Virtual Reality. VR. You’ve heard the phrase. Read about brands doing VR activations in shopping centres, at events and as part of competitions – and probably seen instances where the term is being misused simply to attract attention. Whether or not brands are using it properly though, there is no denying VR is rapidly increasing its presence in adland. PR companies are not immune – jumping on board in an attempt to enhance their brands and products, and earn media.
For PR agencies, the new technology is becoming an increasingly popular offering, seemingly giving them more options for creativity and innovation. But what can PR agencies actually do for their clients with VR?
For the founder of digital agency Afk, James Sugrue, the VR world offers experiences consumers can immerse themselves in – which cannot be achieved by other channels.
Sugrue says: “It really requires goo- quality content and that’s what has been perhaps lacking”
“It opens up a whole new type of branding experience, the technology allows the brands to do a lot more to really excite their customers – but there has to be a really good narrative. The content has to be really really good and there has to be a narrative in there that makes the consumer want to engage,” he says.
UX and design director at Edelman Australia, Ian Shying, agreed with the digital agency boss, attributing VR’s popularity with PRs to its ability to drive innovation, tell stories, and attract consumer and media attention.
Shying says: “It offers an opportunity to really connect with people on an emotional level”
“PR has always been about earning people’s attention and telling brand stories, and VR is really a natural extension of that history.
“VR is generally coming of age, a lot of the tech limitations are being overcome and we are now in a position to create those really incredible experiences. Once they’ve experienced it, they really get it and it then becomes top of mind potential solutions for those clients and to us, pitching ideas.
“It gives us new opportunities to tell more immersive brand stories and not just linear brand stories as well to really give people an experience they can’t have any other way.

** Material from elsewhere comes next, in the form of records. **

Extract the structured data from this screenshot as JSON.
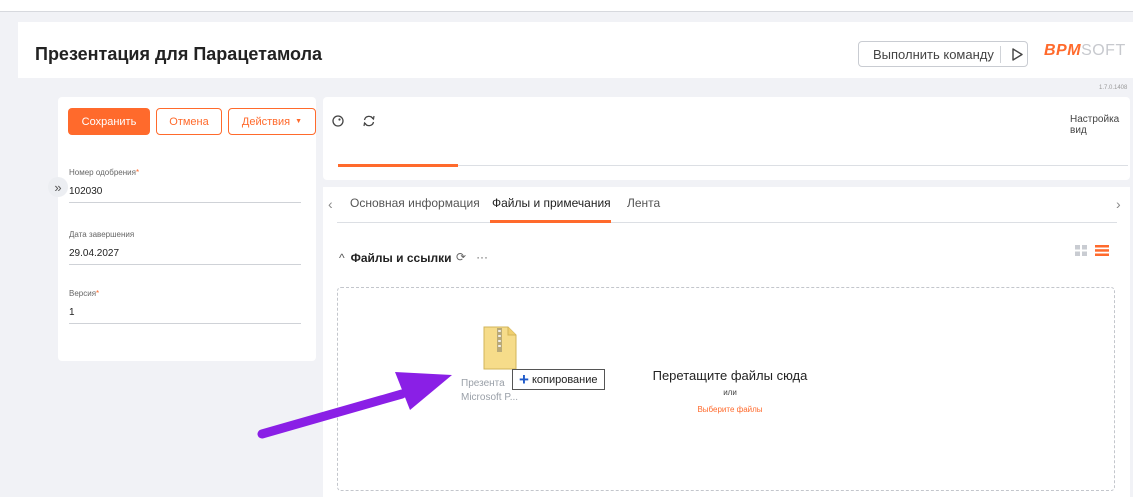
{
  "header": {
    "title": "Презентация для Парацетамола",
    "command_placeholder": "Выполнить команду",
    "logo_bpm": "BPM",
    "logo_soft": "SOFT",
    "version": "1.7.0.1408"
  },
  "toolbar": {
    "save_label": "Сохранить",
    "cancel_label": "Отмена",
    "actions_label": "Действия",
    "view_settings_label": "Настройка вид"
  },
  "fields": {
    "approval_number": {
      "label": "Номер одобрения",
      "required": "*",
      "value": "102030"
    },
    "end_date": {
      "label": "Дата завершения",
      "value": "29.04.2027"
    },
    "version": {
      "label": "Версия",
      "required": "*",
      "value": "1"
    }
  },
  "tabs": [
    {
      "label": "Основная информация",
      "active": false
    },
    {
      "label": "Файлы и примечания",
      "active": true
    },
    {
      "label": "Лента",
      "active": false
    }
  ],
  "files_section": {
    "title": "Файлы и ссылки",
    "drop_text": "Перетащите файлы сюда",
    "drop_or": "или",
    "drop_choose": "Выберите файлы"
  },
  "drag": {
    "file_name_line1": "Презента",
    "file_name_line2": "Microsoft P...",
    "copy_label": "копирование"
  },
  "colors": {
    "accent": "#ff6a2c",
    "annotation_arrow": "#8a1fe6"
  }
}
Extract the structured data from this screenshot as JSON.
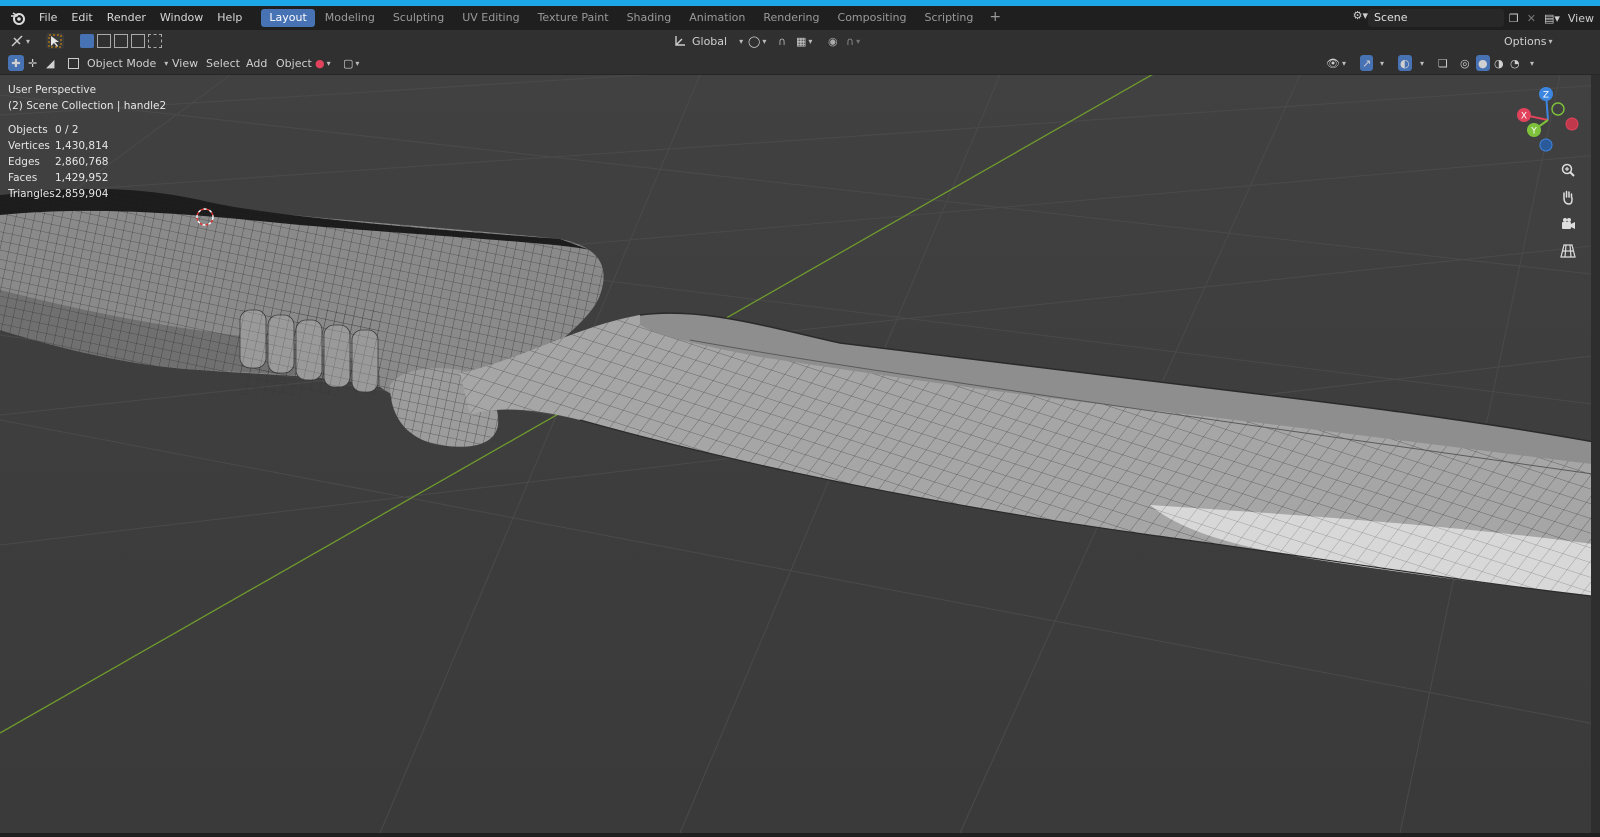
{
  "menubar": {
    "items": [
      "File",
      "Edit",
      "Render",
      "Window",
      "Help"
    ],
    "workspaces": [
      "Layout",
      "Modeling",
      "Sculpting",
      "UV Editing",
      "Texture Paint",
      "Shading",
      "Animation",
      "Rendering",
      "Compositing",
      "Scripting"
    ],
    "active_workspace": "Layout",
    "scene": "Scene",
    "view_label": "View"
  },
  "toolbar1": {
    "transform_orientation": "Global",
    "options_label": "Options"
  },
  "toolbar2": {
    "mode": "Object Mode",
    "menus": [
      "View",
      "Select",
      "Add",
      "Object"
    ]
  },
  "viewport": {
    "perspective": "User Perspective",
    "collection": "(2) Scene Collection | handle2",
    "stats": [
      {
        "label": "Objects",
        "value": "0 / 2"
      },
      {
        "label": "Vertices",
        "value": "1,430,814"
      },
      {
        "label": "Edges",
        "value": "2,860,768"
      },
      {
        "label": "Faces",
        "value": "1,429,952"
      },
      {
        "label": "Triangles",
        "value": "2,859,904"
      }
    ],
    "gizmo": {
      "x": "X",
      "y": "Y",
      "z": "Z"
    }
  },
  "colors": {
    "accent": "#4772b3",
    "x_axis": "#e0435b",
    "y_axis": "#7ec23b",
    "z_axis": "#3d86e0",
    "grid_y_line": "#6f9a2c"
  }
}
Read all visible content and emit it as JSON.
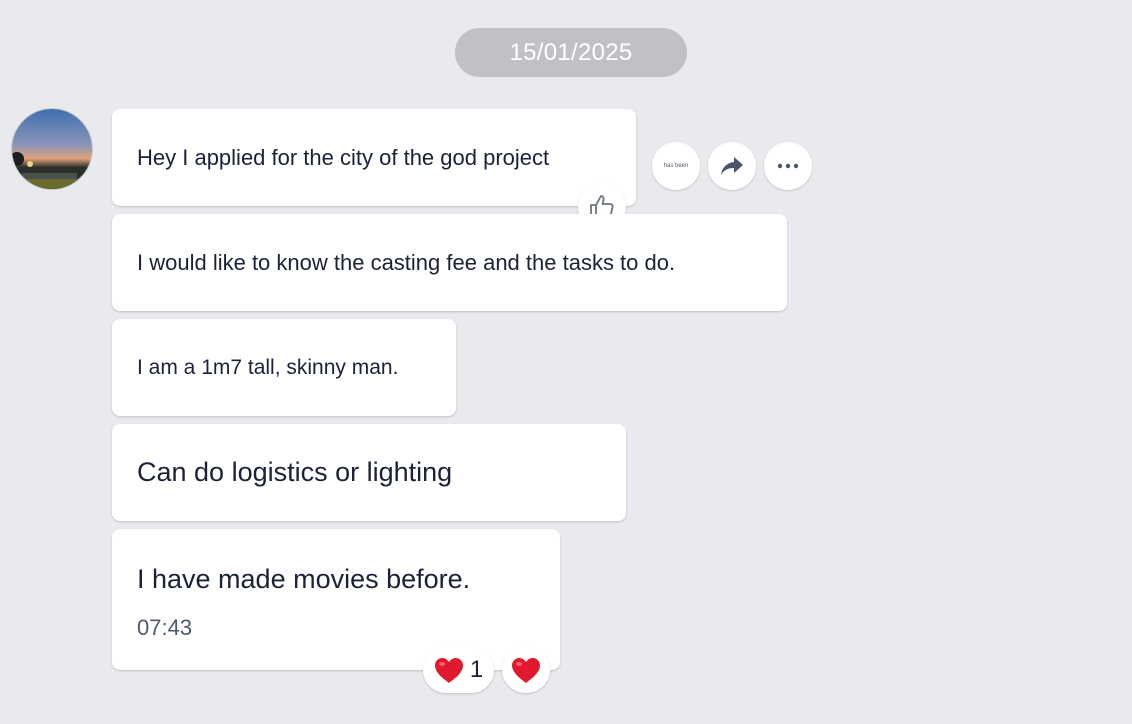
{
  "date_separator": "15/01/2025",
  "messages": [
    {
      "text": "Hey I applied for the city of the god project"
    },
    {
      "text": "I would like to know the casting fee and the tasks to do."
    },
    {
      "text": "I am a 1m7 tall, skinny man."
    },
    {
      "text": "Can do logistics or lighting"
    },
    {
      "text": "I have made movies before.",
      "time": "07:43"
    }
  ],
  "actions": {
    "react_label": "has been",
    "forward_icon": "forward-arrow-icon",
    "more_icon": "more-dots-icon"
  },
  "reactions": {
    "emoji": "heart",
    "count": "1"
  },
  "colors": {
    "background": "#e9eaee",
    "bubble": "#ffffff",
    "date_pill": "#bfc1c6",
    "text": "#1b2238",
    "heart": "#e0192e"
  }
}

“It offers an opportunity to really connect with people on an emotional level, unlike a lot of other mediums, and while its new it’s still really news worthy, the key is avoiding the gimmick factor and making sure that it’s still story first and technology second,” says Shying.
Its development and presence in the market ultimately comes back to what clients want – innovation – says Russ Tucker, creative director at Eleven and FleishmanHillard.
Tucker says: “V,R like all tech trends, is not more than tech unless it has an idea”
“Clients want innovation, not specifically VR in briefs. Good agencies are using VR as a story telling tool, to push an idea or experience.
“As tech develops, we might see more VR application in how we communicate with clients and share ideas,” Russ continues.
Although it has its benefits to adland and ways of fast-tracking innovation, Roberto Pace, managing director at Eleven, suggests PRs should keep storytelling as the primary focus – using the technology only to enhance innovation and the ideas they’ve already formulated.
Pace says “PRs should always look at ways to be better story tellers”
“PR’s should always look at ways to be better story tellers. VR is one way of doing this, but we shouldn’t ever rely on the tech, VR or other, be the hero.
“The future for PRs is about creating culture with VR and the likes being a way to facilitate it, but not be the story itself,” he says.
Sugrue agrees, saying the content provided by PR agencies is key, urging agencies to keep storytelling and decent content at the centre of the task.
“It really requires good quality content and that’s what has been perhaps lacking.
“The key thing in the VR experience is the narrative, making sure that the narrative is really really compelling and its been well thought through,” he says.
Edelman’s Shying concurs, saying the focus shouldn’t be on the technology itself but rather the emotional experience the technology can deliver, reiterating that brands must understand how the experience can help bring the client’s story to life.
Looking to the future, he says although VR isn’t changing PR, the industry as a whole is only just scratching the surface of the technology – leaving a lot of room to grow.
“I’m not sure that VR is really changing PR, the game is always the same, but I think it’s the technology and the environment around technology and PR that’s constantly changing, and why we need to constantly evolve with those changes.
“We are only really scratching the surface of VR, its only just now becoming viable and it still really hasn’t hit the main stream,” says Shying.
The digital agency boss Sugue agrees, saying the technology is still young and has a long way to go.
In order for it to reach its full potential in the PR world, agencies need to “be a little bit brave and jump into the space and not be be afraid of giving it a go and just experimenting with it”, he says.
“We need brands to be braver, VR is not going away – you can tell by the growth.
“One of the biggest issues is brands don’t jump on this curve at an earlier point. If they start to jump in now and do some projects they get a bank of knowledge that they can then proceed with and make better content and understand the technology better.
“Brands just don’t jump on new tech and really embrace it until it becomes more main stream,” he explains.
The resistance to try something new is one of the biggest challenges for VR in adland, says Sugue, urging clients to take more risks.
“There’s a really good opportunity here for brands to get on that curve with just the right time and to build up their bank of knowledge and to become market leaders in the space – in order to do that it takes brave clients that are willing to make mistakes in the early days to become pioneers of it.”